Summer time usually means the real-estate market heats up as people come out of their winter shells and look for property. Sales are historically higher in the Spring-Summer compared to the Winter. This year is no exception in Canada as single-family and condo sales were up sharply over the Winter period, but more importantly, over the same period from 2010. In Calgary single-family dwellings were up over 30% from the previous year.
What’s the cause of the increase? We can chalk it up to two main factors: 1) economy, 2) consumer confidence.
The first has to do with current state of the economy, which in Canada, and particularly in Alberta, is recovering. Now the pace of this recovery is actually quite slow, is just looks torrid in comparison to the continued problems south of the border.

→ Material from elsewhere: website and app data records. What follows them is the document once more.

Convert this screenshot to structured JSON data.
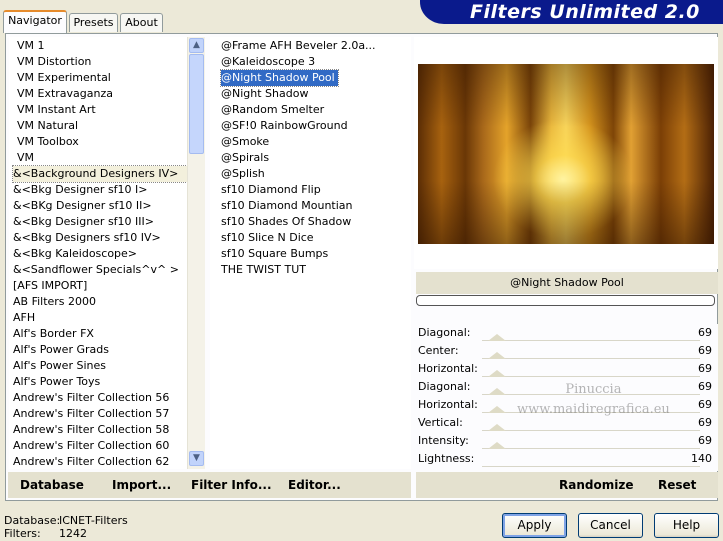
{
  "tabs": [
    {
      "label": "Navigator"
    },
    {
      "label": "Presets"
    },
    {
      "label": "About"
    }
  ],
  "app_title": "Filters Unlimited 2.0",
  "categories": [
    "VM 1",
    "VM Distortion",
    "VM Experimental",
    "VM Extravaganza",
    "VM Instant Art",
    "VM Natural",
    "VM Toolbox",
    "VM",
    "&<Background Designers IV>",
    "&<Bkg Designer sf10 I>",
    "&<BKg Designer sf10 II>",
    "&<Bkg Designer sf10 III>",
    "&<Bkg Designers sf10 IV>",
    "&<Bkg Kaleidoscope>",
    "&<Sandflower Specials^v^ >",
    "[AFS IMPORT]",
    "AB Filters 2000",
    "AFH",
    "Alf's Border FX",
    "Alf's Power Grads",
    "Alf's Power Sines",
    "Alf's Power Toys",
    "Andrew's Filter Collection 56",
    "Andrew's Filter Collection 57",
    "Andrew's Filter Collection 58",
    "Andrew's Filter Collection 60",
    "Andrew's Filter Collection 62"
  ],
  "filters": [
    "@Frame AFH Beveler 2.0a...",
    "@Kaleidoscope 3",
    "@Night Shadow Pool",
    "@Night Shadow",
    "@Random Smelter",
    "@SF!0 RainbowGround",
    "@Smoke",
    "@Spirals",
    "@Splish",
    "sf10 Diamond Flip",
    "sf10 Diamond Mountian",
    "sf10 Shades Of Shadow",
    "sf10 Slice N Dice",
    "sf10 Square Bumps",
    "THE TWIST TUT"
  ],
  "selected_filter": "@Night Shadow Pool",
  "params": [
    {
      "label": "Diagonal:",
      "value": "69"
    },
    {
      "label": "Center:",
      "value": "69"
    },
    {
      "label": "Horizontal:",
      "value": "69"
    },
    {
      "label": "Diagonal:",
      "value": "69"
    },
    {
      "label": "Horizontal:",
      "value": "69"
    },
    {
      "label": "Vertical:",
      "value": "69"
    },
    {
      "label": "Intensity:",
      "value": "69"
    },
    {
      "label": "Lightness:",
      "value": "140"
    }
  ],
  "watermark": {
    "line1": "Pinuccia",
    "line2": "www.maidiregrafica.eu"
  },
  "toolbar": {
    "database": "Database",
    "import": "Import...",
    "filter_info": "Filter Info...",
    "editor": "Editor...",
    "randomize": "Randomize",
    "reset": "Reset"
  },
  "status": {
    "database_label": "Database:",
    "database_value": "ICNET-Filters",
    "filters_label": "Filters:",
    "filters_value": "1242"
  },
  "buttons": {
    "apply": "Apply",
    "cancel": "Cancel",
    "help": "Help"
  },
  "icons": {
    "scroll_up": "arrow-up-icon",
    "scroll_down": "arrow-down-icon"
  }
}
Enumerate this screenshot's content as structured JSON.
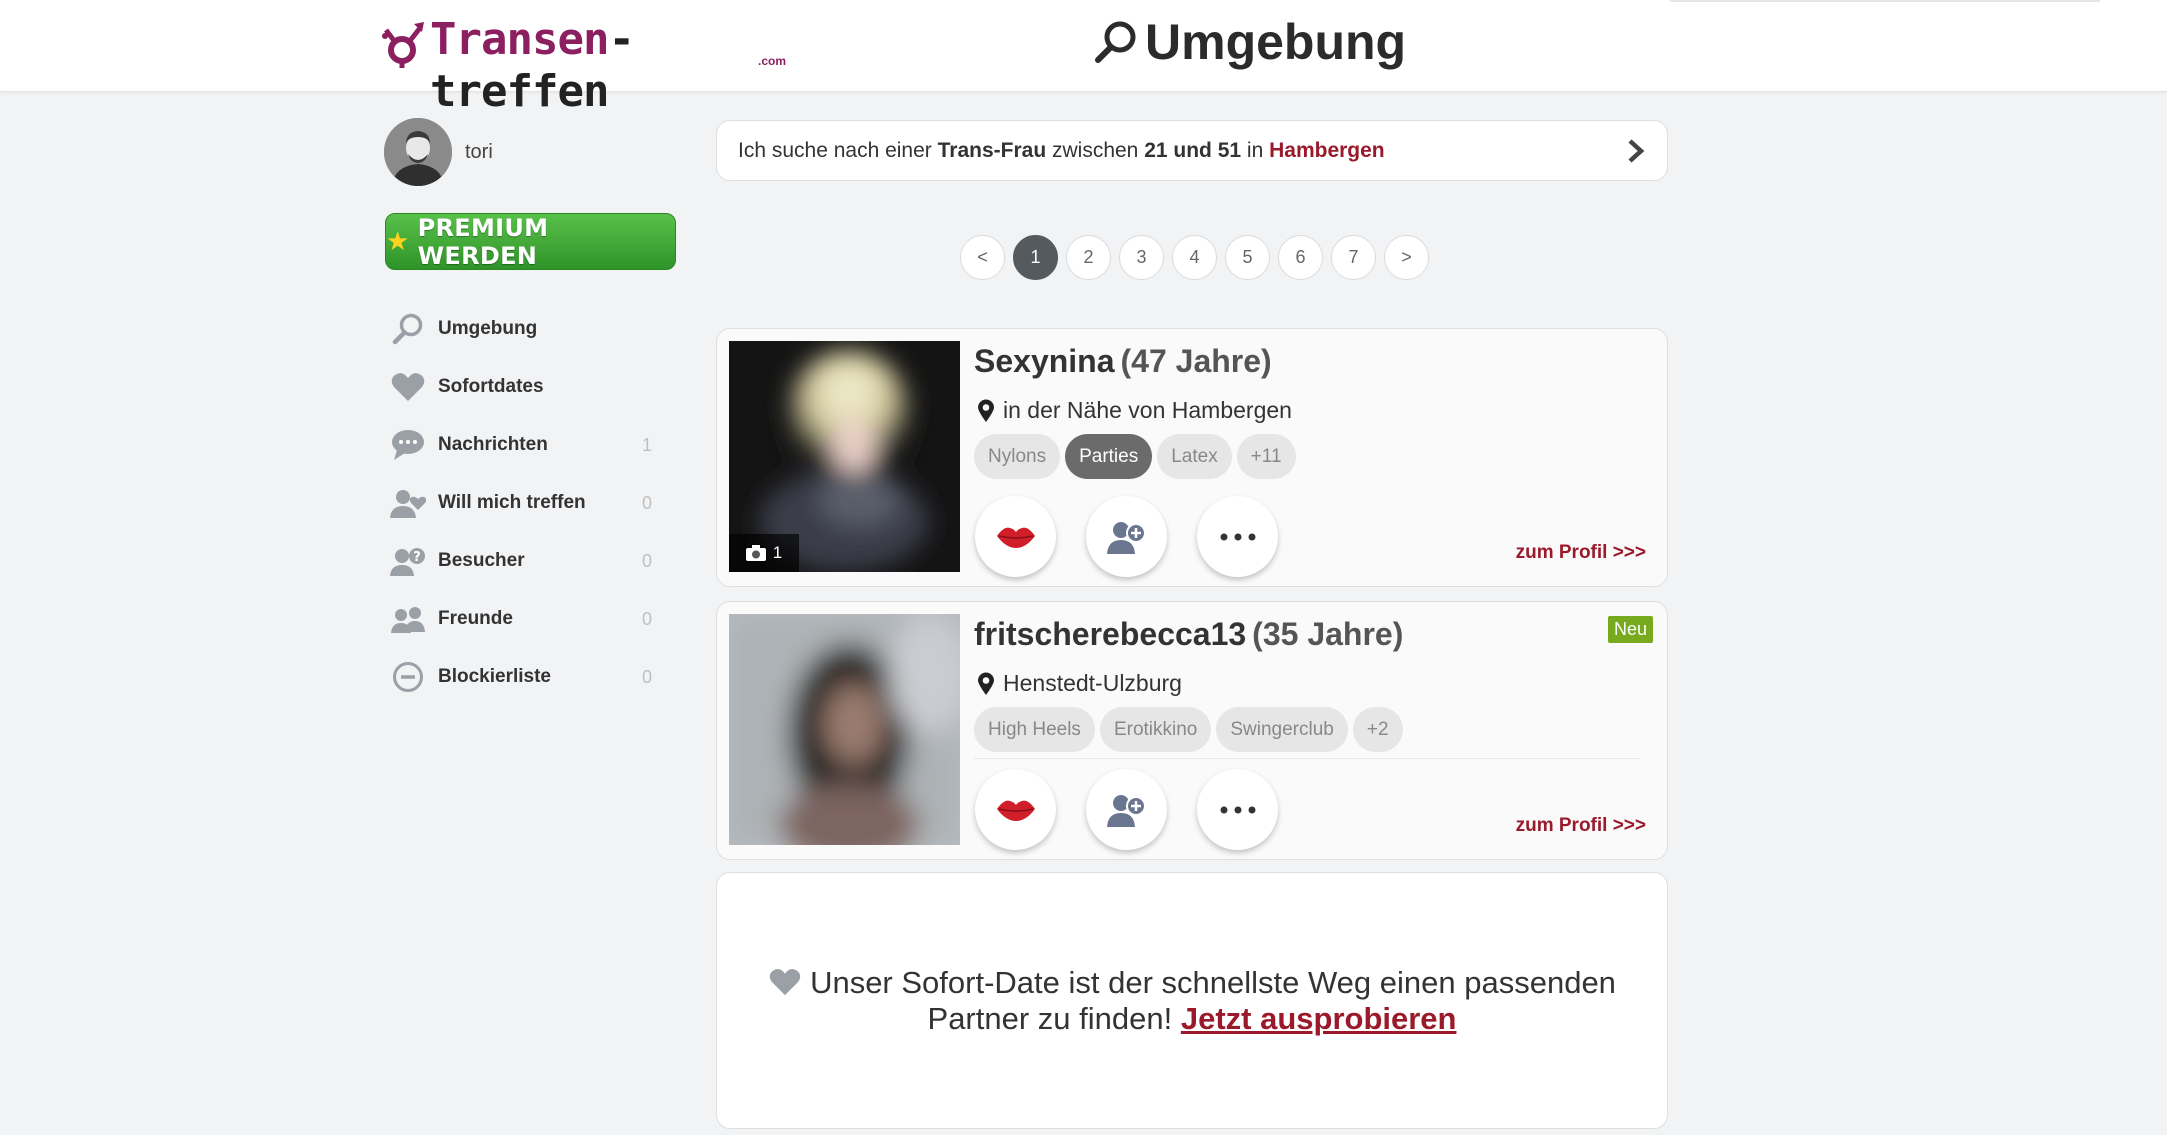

Overall the Canadian economy has come out of the economic slump and is starting to grow, particularly in the energy rich province of Alberta. Jobs are plentiful and salaries are increasing. The pace, again, is slower than the previous boom, but a turnaround is around the corner. The same cannot be said for America where layoffs continues and the housing market is still mired in a slump.
The second component is consumer confidence. People may not be earning anymore than they were before, but the low prices coupled with low interest rates that are soon to increase, the desire to purchase a home now rather than rent for the most part makes good financial sense. Preferences right now are ripe for new home ownership. (This doesn’t factor in the various arguments that in this economy it would be better to rent….)
The question is, whether the perception of an improved/stable economy benefits the housing market in a good way. Is it a good thing that people are buying houses even though it may be putting them and the economy at risk?
Technically yes, it implies the economy is recovering as consumers purchase the single largest asset in their lives–homes. However, it’s not a good thing because the economy is still fragile and the new homes are still rapidly increasing in price (an element of a housing bubble) yet wages haven’t caught up. That means increased debt loads.
The Bank of Canada and the Government have warned Canadians that they’re taking on too much debt, so much so nowadays the debt load is greater than personal debt loads in the USA–Canadians just aren’t saving.
…disposable income rose to 147.3 per cent in the first quarter, surpassing the revised 146.2 per cent mark in the fourth quarter of 2010. (Globe)
Just because a bank can lend you the money based on your current income doesn’t mean that you necessarily need to borrow the max they’ll give you. That only helps the bank.
A renewed sense of personal finances that includes living within your means and not beyond it is radically necessary in Canada or some bigger problems will emerge.
This post compiled with some data from Calgary real estate lawyer Taylor Conway.